J. J. Rein’s description of a traditional Japanese method of malleablising annealing

More surprising than the inlaid work on the forged iron armour and the weapons, is its direct employment on cast-iron Tetsu-bin,a  vases and other articles. As is well known, the cast iron cannot, on account of its hardness and brittleness, be worked with the hammer, chisel and burin. The way in which these properties are lessened by the reduction of the carboniferous contents has been observed by Lehmann and Wagener in Kiôto.b  It is a peculiar decarburising process, by which the kettle or pot receives a structure like to that of soft iron or steel, and can then be treated in the same way as in the Zoganc-work on forged iron.

The process of decarburisation of the surface is called Yakerud (to burn), and is performed with a primitive apparatus. Old damaged rice kettles out of which the bottom has been knocked serve as ovens. These are plastered over on the inside with a fire clay (Oka-saki-tsuchie and sand mixed in equal parts), so that a cylindrical space of the size of the hole in the bottom, remains open. The Kamaf or kettle thus prepared, is turned over upon a thick plate or slab, three or four centimeters thick, made out of the same fire-proof material, which serves as a grate, and is perforated like a sieve for this purpose. In order to give this plate greater firmness, it is bound around with an iron band. The holes have a width of about 1.5 centimeters. In order to give the air free play, several stones are laid under the edge of the slab. Then the Tetsu-bin to be burned, whose outside has been carefully cleaned beforehand from dust and sand, is placed in the Kama, directly on the grate.

The difference in size between the Kama and the Tetsu-bin must be such that a space of at least five centimeters remains open around the latter. This open space is then filled with the best charcoal in pieces the size of a nut, till the Kama is filled to the rim, when the coal is kindled.

In order to increase the draught, two or three Kamas filled in the same way are set one over the other, forming a kind of chimney. When the coals have ceased glowing, others are put in, and when the second instalment is burned out, the Tetsu-bin are taken out and turned upside down (with the opening underneath), set again in the Kama and burned twice in this position. Under favourable circumstances, the surface is now sufficiently soft and tough, as is ascertained with a file. It is often the case that the furnace must be heated ten times. After the cooling the decorations are then carved as in forged iron, without danger of breaking the edges, or recoil of the burin.

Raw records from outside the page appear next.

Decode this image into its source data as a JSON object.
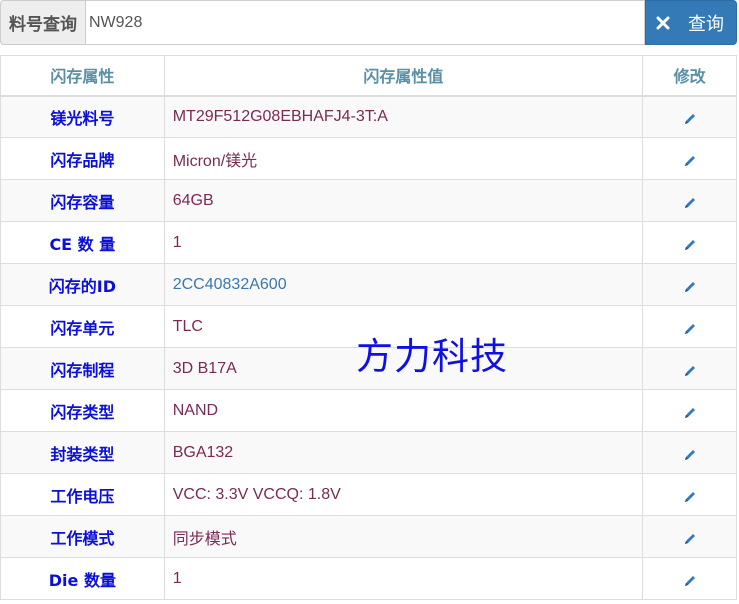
{
  "search": {
    "label": "料号查询",
    "value": "NW928",
    "button_label": "查询",
    "button_icon": "close-icon"
  },
  "table": {
    "headers": [
      "闪存属性",
      "闪存属性值",
      "修改"
    ],
    "rows": [
      {
        "name": "镁光料号",
        "value": "MT29F512G08EBHAFJ4-3T:A"
      },
      {
        "name": "闪存品牌",
        "value": "Micron/镁光"
      },
      {
        "name": "闪存容量",
        "value": "64GB"
      },
      {
        "name": "CE 数 量",
        "value": "1"
      },
      {
        "name": "闪存的ID",
        "value": "2CC40832A600"
      },
      {
        "name": "闪存单元",
        "value": "TLC"
      },
      {
        "name": "闪存制程",
        "value": "3D B17A"
      },
      {
        "name": "闪存类型",
        "value": "NAND"
      },
      {
        "name": "封装类型",
        "value": "BGA132"
      },
      {
        "name": "工作电压",
        "value": "VCC: 3.3V VCCQ: 1.8V"
      },
      {
        "name": "工作模式",
        "value": "同步模式"
      },
      {
        "name": "Die 数量",
        "value": "1"
      }
    ],
    "edit_icon": "pencil-icon"
  },
  "watermark": "方力科技",
  "colors": {
    "accent": "#337ab7",
    "header_text": "#5b8fa8",
    "name_text": "#0a10d6",
    "value_text": "#7a2a55",
    "link_text": "#3a78b0"
  }
}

(J. J. Rein, Japan nach Reisen und Studien, vol. 2, 1886, pp. 518–520; The industries of Japan, 1899, pp. 434–435).

a鐵瓶, ‘iron kettle’.
bKyōto 京都.
f釜, ‘kettle’, or 窯, ‘oven’.

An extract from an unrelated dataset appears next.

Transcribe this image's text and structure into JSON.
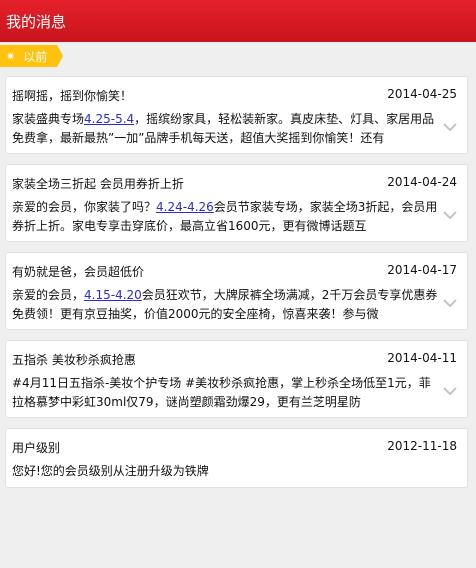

This page is a supplementary text for Cast iron in China and Europe.